It is 1982 and the British prime minister and the Argentine president are both clinging to power.
Owing to budget cuts, senior MI6 spook William Catesby's only agent in South America is young Cambridge student Fiona Stewart who has fallen in love with an Argentine star polo player who also flies Exocet armed aircraft for the military Junta.
Downing Street, having ignored alarm bells coming from the South Atlantic, finds itself in a full-blown crisis when Argentina invades the remote and forgotten British territory of the Falklands Islands. Catesby is dispatched urgently to prevent Argentina from obtaining more lethal Exocet missiles by fair means or foul. Cunning, ingenuity and the prospect of murder will become his increasingly desperate modus operandi.
Meanwhile, a battle rages behind the scenes as the Foreign Secretary, haunted by his own memories of the horrors of war is pushing for peace, while the Prime Minister, urged on by nationalist glory, is willing to sacrifice lives to win an upcoming election.
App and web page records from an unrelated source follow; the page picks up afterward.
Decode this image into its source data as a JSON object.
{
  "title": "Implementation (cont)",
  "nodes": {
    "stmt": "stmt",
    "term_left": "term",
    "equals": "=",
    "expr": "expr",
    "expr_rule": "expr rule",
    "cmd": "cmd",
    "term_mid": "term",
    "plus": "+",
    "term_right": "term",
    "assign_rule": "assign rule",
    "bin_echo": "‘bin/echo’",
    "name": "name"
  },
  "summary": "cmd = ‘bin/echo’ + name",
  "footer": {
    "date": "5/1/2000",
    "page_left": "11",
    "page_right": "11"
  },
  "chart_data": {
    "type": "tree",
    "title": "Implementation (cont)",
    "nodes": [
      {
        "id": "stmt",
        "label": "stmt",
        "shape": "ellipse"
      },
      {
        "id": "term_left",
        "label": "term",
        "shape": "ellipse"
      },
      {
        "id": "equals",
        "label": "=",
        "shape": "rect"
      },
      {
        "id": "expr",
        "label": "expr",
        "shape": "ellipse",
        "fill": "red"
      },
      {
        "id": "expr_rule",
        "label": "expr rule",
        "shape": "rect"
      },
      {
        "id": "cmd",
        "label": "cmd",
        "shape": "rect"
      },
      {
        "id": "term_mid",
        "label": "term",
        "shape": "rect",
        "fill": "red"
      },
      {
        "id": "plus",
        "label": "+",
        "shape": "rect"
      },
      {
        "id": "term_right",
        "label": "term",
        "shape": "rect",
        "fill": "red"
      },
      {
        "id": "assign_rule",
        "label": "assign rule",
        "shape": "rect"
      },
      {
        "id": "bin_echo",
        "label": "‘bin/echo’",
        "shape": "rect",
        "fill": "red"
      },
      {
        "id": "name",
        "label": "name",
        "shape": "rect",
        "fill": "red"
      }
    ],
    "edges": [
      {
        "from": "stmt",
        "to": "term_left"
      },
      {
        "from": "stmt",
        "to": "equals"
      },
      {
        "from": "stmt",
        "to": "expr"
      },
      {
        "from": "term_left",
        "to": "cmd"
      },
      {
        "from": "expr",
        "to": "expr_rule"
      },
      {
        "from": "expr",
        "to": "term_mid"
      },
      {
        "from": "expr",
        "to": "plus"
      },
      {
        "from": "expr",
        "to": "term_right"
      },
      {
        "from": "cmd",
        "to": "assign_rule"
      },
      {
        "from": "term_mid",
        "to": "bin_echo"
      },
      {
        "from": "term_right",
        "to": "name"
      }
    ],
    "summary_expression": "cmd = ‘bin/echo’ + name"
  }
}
From Patagonia to Paris, from Chevening to the White House, Catesby plays a deadly game of diplomatic cat and mouse determined to avert the loss of life. The clock is ticking as diplomats and statesmen race for a last-minute settlement while the weapons of war are primed and aimed.
Edward Wilson's stunning new spy thriller brilliantly evokes the intricate world of high-stakes espionage with a rare authenticity and deeply-felt sympathy for the human cost and tragedy of conflict.
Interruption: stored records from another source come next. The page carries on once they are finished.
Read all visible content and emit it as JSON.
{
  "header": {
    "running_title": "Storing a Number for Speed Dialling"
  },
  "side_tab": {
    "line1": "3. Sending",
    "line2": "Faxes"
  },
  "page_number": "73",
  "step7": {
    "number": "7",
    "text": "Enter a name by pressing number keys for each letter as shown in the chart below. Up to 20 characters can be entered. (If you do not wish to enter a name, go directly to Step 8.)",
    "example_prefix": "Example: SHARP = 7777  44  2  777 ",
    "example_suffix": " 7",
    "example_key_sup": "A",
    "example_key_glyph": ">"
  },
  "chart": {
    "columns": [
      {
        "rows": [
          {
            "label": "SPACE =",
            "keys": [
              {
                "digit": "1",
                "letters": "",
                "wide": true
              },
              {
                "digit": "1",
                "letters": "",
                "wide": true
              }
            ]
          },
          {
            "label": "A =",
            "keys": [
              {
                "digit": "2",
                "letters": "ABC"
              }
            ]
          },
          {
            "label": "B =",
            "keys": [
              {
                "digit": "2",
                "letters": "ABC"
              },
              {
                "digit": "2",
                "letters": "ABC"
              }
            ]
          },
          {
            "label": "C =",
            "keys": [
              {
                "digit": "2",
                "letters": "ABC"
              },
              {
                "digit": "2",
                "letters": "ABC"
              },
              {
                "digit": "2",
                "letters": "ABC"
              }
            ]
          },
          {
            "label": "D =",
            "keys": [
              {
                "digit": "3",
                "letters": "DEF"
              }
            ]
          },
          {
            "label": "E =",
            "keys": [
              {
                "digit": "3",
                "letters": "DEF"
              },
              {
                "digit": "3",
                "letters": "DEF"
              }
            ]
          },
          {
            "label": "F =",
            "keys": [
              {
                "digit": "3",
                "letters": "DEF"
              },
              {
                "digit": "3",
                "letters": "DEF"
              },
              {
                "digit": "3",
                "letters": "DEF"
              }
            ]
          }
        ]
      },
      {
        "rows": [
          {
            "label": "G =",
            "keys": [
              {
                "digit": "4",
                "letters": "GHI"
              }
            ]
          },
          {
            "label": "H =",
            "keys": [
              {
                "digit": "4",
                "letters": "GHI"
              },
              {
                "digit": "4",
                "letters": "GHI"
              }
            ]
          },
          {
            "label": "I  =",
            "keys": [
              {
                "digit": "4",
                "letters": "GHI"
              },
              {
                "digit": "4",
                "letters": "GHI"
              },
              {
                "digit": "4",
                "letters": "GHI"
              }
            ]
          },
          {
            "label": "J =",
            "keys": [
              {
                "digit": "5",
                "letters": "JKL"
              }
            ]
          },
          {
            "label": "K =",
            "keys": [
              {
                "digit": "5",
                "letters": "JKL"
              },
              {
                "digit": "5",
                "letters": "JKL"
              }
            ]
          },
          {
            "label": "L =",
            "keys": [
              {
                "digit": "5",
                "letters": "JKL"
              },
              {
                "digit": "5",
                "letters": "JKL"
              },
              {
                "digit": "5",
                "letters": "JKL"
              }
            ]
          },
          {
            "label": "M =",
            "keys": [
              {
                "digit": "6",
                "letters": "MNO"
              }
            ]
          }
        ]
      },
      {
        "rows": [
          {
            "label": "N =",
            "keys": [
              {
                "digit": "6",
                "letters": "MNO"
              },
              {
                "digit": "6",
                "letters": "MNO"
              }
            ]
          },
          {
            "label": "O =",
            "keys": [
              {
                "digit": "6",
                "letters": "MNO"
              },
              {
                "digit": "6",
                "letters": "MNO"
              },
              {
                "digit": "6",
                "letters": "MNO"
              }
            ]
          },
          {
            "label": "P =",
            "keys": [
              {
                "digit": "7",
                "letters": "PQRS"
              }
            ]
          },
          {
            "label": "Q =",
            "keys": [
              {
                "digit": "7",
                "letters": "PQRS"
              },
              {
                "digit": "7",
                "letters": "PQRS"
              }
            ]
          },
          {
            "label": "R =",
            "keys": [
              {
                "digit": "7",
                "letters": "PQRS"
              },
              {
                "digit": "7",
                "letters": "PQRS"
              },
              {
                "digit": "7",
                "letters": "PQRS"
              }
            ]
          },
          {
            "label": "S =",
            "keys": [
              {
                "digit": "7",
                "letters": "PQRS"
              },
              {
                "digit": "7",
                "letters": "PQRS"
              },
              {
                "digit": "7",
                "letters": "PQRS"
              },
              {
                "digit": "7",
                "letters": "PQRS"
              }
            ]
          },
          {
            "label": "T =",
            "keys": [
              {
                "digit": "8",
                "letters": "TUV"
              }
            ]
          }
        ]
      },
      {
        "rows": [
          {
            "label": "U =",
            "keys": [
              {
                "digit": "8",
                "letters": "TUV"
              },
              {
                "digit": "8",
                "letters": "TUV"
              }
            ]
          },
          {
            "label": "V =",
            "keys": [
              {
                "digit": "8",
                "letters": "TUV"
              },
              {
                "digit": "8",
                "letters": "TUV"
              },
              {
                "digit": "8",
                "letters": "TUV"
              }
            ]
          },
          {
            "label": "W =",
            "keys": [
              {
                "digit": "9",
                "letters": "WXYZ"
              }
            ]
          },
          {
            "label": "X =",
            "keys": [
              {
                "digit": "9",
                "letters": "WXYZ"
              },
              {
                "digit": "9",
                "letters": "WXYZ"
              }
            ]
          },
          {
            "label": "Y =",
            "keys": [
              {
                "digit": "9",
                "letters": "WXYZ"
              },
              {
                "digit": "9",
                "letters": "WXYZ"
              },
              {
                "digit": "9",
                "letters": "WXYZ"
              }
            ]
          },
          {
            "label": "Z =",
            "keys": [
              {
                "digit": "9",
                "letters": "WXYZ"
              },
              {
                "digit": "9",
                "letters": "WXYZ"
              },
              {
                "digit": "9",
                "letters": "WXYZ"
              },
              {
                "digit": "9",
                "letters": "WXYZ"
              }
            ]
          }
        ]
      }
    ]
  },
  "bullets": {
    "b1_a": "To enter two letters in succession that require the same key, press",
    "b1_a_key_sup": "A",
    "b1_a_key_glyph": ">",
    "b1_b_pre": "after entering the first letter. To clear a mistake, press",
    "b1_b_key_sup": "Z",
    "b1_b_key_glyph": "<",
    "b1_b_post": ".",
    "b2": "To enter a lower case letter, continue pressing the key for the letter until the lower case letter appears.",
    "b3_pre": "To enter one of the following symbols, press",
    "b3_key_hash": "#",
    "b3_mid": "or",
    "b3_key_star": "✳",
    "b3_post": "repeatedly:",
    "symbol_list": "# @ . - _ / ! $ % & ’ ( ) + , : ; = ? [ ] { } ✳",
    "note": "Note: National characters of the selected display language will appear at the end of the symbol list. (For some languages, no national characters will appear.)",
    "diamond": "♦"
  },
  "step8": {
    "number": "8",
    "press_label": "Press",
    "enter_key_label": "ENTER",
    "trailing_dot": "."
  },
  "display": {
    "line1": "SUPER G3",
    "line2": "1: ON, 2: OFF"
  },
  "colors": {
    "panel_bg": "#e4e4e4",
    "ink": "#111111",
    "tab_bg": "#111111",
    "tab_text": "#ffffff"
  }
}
'As in earlier Wilson novels, Catesby is a spook who never takes the easy option, and the elaborate minuets he dances around the equally elaborate terpsichore of his opponents provides great satisfaction for the reader. We attempt to second-guess both Catesby and his crafty creator, and are soundly outfoxed at every turn. High calibre writing throughout, and an array of extraordinary characters. Not to be missed.' Barry Forshaw, Independent
'Ted Wilson, writing out of deepest Suffolk, is a magnificent addition to the English tradition of writing about this dark side of politics and government. He deserves a big readership as fact and fiction blend into great storytelling.' Tribune
'Nothing short of jaw-dropping' Andrew Hill, Shots